Nothing in the entries may change when you repeat them, and no images may appear.

[Stored records]
+-------+
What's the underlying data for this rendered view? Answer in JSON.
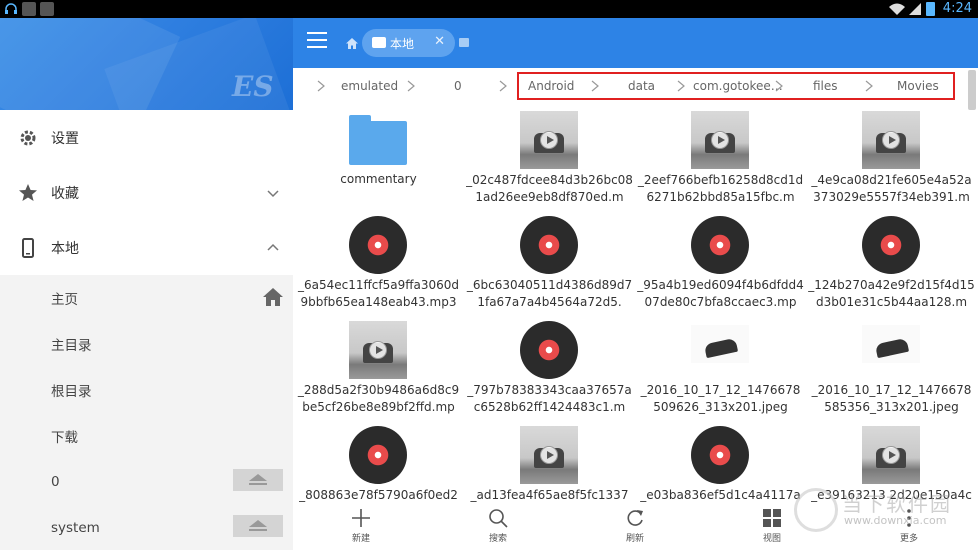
{
  "status_bar": {
    "time": "4:24",
    "left_icons": [
      "headset-icon",
      "k-icon",
      "k-icon"
    ],
    "right_icons": [
      "wifi-icon",
      "signal-icon",
      "battery-icon"
    ]
  },
  "sidebar": {
    "logo_text": "ES",
    "items": [
      {
        "label": "设置",
        "icon": "gear-icon"
      },
      {
        "label": "收藏",
        "icon": "star-icon",
        "chevron": "down"
      },
      {
        "label": "本地",
        "icon": "phone-icon",
        "chevron": "up"
      }
    ],
    "sub_items": [
      {
        "label": "主页",
        "trailing": "home-icon"
      },
      {
        "label": "主目录"
      },
      {
        "label": "根目录"
      },
      {
        "label": "下载"
      },
      {
        "label": "0",
        "trailing": "eject-icon"
      },
      {
        "label": "system",
        "trailing": "eject-icon"
      }
    ]
  },
  "toolbar": {
    "tab_label": "本地",
    "tab_close": "✕"
  },
  "breadcrumb": {
    "items": [
      "emulated",
      "0",
      "Android",
      "data",
      "com.gotokee…",
      "files",
      "Movies"
    ]
  },
  "files": [
    {
      "name": "commentary",
      "type": "folder"
    },
    {
      "name": "_02c487fdcee84d3b26bc081ad26ee9eb8df870ed.m",
      "type": "video"
    },
    {
      "name": "_2eef766befb16258d8cd1d6271b62bbd85a15fbc.m",
      "type": "video"
    },
    {
      "name": "_4e9ca08d21fe605e4a52a373029e5557f34eb391.m",
      "type": "video"
    },
    {
      "name": "_6a54ec11ffcf5a9ffa3060d9bbfb65ea148eab43.mp3",
      "type": "audio"
    },
    {
      "name": "_6bc63040511d4386d89d71fa67a7a4b4564a72d5.",
      "type": "audio"
    },
    {
      "name": "_95a4b19ed6094f4b6dfdd407de80c7bfa8ccaec3.mp",
      "type": "audio"
    },
    {
      "name": "_124b270a42e9f2d15f4d15d3b01e31c5b44aa128.m",
      "type": "audio"
    },
    {
      "name": "_288d5a2f30b9486a6d8c9be5cf26be8e89bf2ffd.mp",
      "type": "video"
    },
    {
      "name": "_797b78383343caa37657ac6528b62ff1424483c1.m",
      "type": "audio"
    },
    {
      "name": "_2016_10_17_12_1476678509626_313x201.jpeg",
      "type": "jpeg"
    },
    {
      "name": "_2016_10_17_12_1476678585356_313x201.jpeg",
      "type": "jpeg"
    },
    {
      "name": "_808863e78f5790a6f0ed2",
      "type": "audio"
    },
    {
      "name": "_ad13fea4f65ae8f5fc1337",
      "type": "video"
    },
    {
      "name": "_e03ba836ef5d1c4a4117a",
      "type": "audio"
    },
    {
      "name": "_e39163213 2d20e150a4c",
      "type": "video"
    }
  ],
  "bottom_bar": [
    {
      "label": "新建",
      "icon": "plus-icon"
    },
    {
      "label": "搜索",
      "icon": "search-icon"
    },
    {
      "label": "刷新",
      "icon": "refresh-icon"
    },
    {
      "label": "视图",
      "icon": "grid-view-icon"
    },
    {
      "label": "更多",
      "icon": "more-icon"
    }
  ],
  "watermark": {
    "text_main": "当下软件园",
    "text_url": "www.downxia.com"
  },
  "colors": {
    "toolbar_blue": "#2d83e6",
    "tab_blue": "#5ea3ef",
    "highlight_red": "#e02020",
    "folder_blue": "#5aa9ec",
    "disc_red": "#e94b4b",
    "time_blue": "#5ab8ff"
  }
}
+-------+
## Task result
What's the underlying data for this rendered view? Answer in JSON.
{
  "status_bar": {
    "time": "4:24",
    "left_icons": [
      "headset-icon",
      "k-icon",
      "k-icon"
    ],
    "right_icons": [
      "wifi-icon",
      "signal-icon",
      "battery-icon"
    ]
  },
  "sidebar": {
    "logo_text": "ES",
    "items": [
      {
        "label": "设置",
        "icon": "gear-icon"
      },
      {
        "label": "收藏",
        "icon": "star-icon",
        "chevron": "down"
      },
      {
        "label": "本地",
        "icon": "phone-icon",
        "chevron": "up"
      }
    ],
    "sub_items": [
      {
        "label": "主页",
        "trailing": "home-icon"
      },
      {
        "label": "主目录"
      },
      {
        "label": "根目录"
      },
      {
        "label": "下载"
      },
      {
        "label": "0",
        "trailing": "eject-icon"
      },
      {
        "label": "system",
        "trailing": "eject-icon"
      }
    ]
  },
  "toolbar": {
    "tab_label": "本地",
    "tab_close": "✕"
  },
  "breadcrumb": {
    "items": [
      "emulated",
      "0",
      "Android",
      "data",
      "com.gotokee…",
      "files",
      "Movies"
    ]
  },
  "files": [
    {
      "name": "commentary",
      "type": "folder"
    },
    {
      "name": "_02c487fdcee84d3b26bc081ad26ee9eb8df870ed.m",
      "type": "video"
    },
    {
      "name": "_2eef766befb16258d8cd1d6271b62bbd85a15fbc.m",
      "type": "video"
    },
    {
      "name": "_4e9ca08d21fe605e4a52a373029e5557f34eb391.m",
      "type": "video"
    },
    {
      "name": "_6a54ec11ffcf5a9ffa3060d9bbfb65ea148eab43.mp3",
      "type": "audio"
    },
    {
      "name": "_6bc63040511d4386d89d71fa67a7a4b4564a72d5.",
      "type": "audio"
    },
    {
      "name": "_95a4b19ed6094f4b6dfdd407de80c7bfa8ccaec3.mp",
      "type": "audio"
    },
    {
      "name": "_124b270a42e9f2d15f4d15d3b01e31c5b44aa128.m",
      "type": "audio"
    },
    {
      "name": "_288d5a2f30b9486a6d8c9be5cf26be8e89bf2ffd.mp",
      "type": "video"
    },
    {
      "name": "_797b78383343caa37657ac6528b62ff1424483c1.m",
      "type": "audio"
    },
    {
      "name": "_2016_10_17_12_1476678509626_313x201.jpeg",
      "type": "jpeg"
    },
    {
      "name": "_2016_10_17_12_1476678585356_313x201.jpeg",
      "type": "jpeg"
    },
    {
      "name": "_808863e78f5790a6f0ed2",
      "type": "audio"
    },
    {
      "name": "_ad13fea4f65ae8f5fc1337",
      "type": "video"
    },
    {
      "name": "_e03ba836ef5d1c4a4117a",
      "type": "audio"
    },
    {
      "name": "_e39163213 2d20e150a4c",
      "type": "video"
    }
  ],
  "bottom_bar": [
    {
      "label": "新建",
      "icon": "plus-icon"
    },
    {
      "label": "搜索",
      "icon": "search-icon"
    },
    {
      "label": "刷新",
      "icon": "refresh-icon"
    },
    {
      "label": "视图",
      "icon": "grid-view-icon"
    },
    {
      "label": "更多",
      "icon": "more-icon"
    }
  ],
  "watermark": {
    "text_main": "当下软件园",
    "text_url": "www.downxia.com"
  },
  "colors": {
    "toolbar_blue": "#2d83e6",
    "tab_blue": "#5ea3ef",
    "highlight_red": "#e02020",
    "folder_blue": "#5aa9ec",
    "disc_red": "#e94b4b",
    "time_blue": "#5ab8ff"
  }
}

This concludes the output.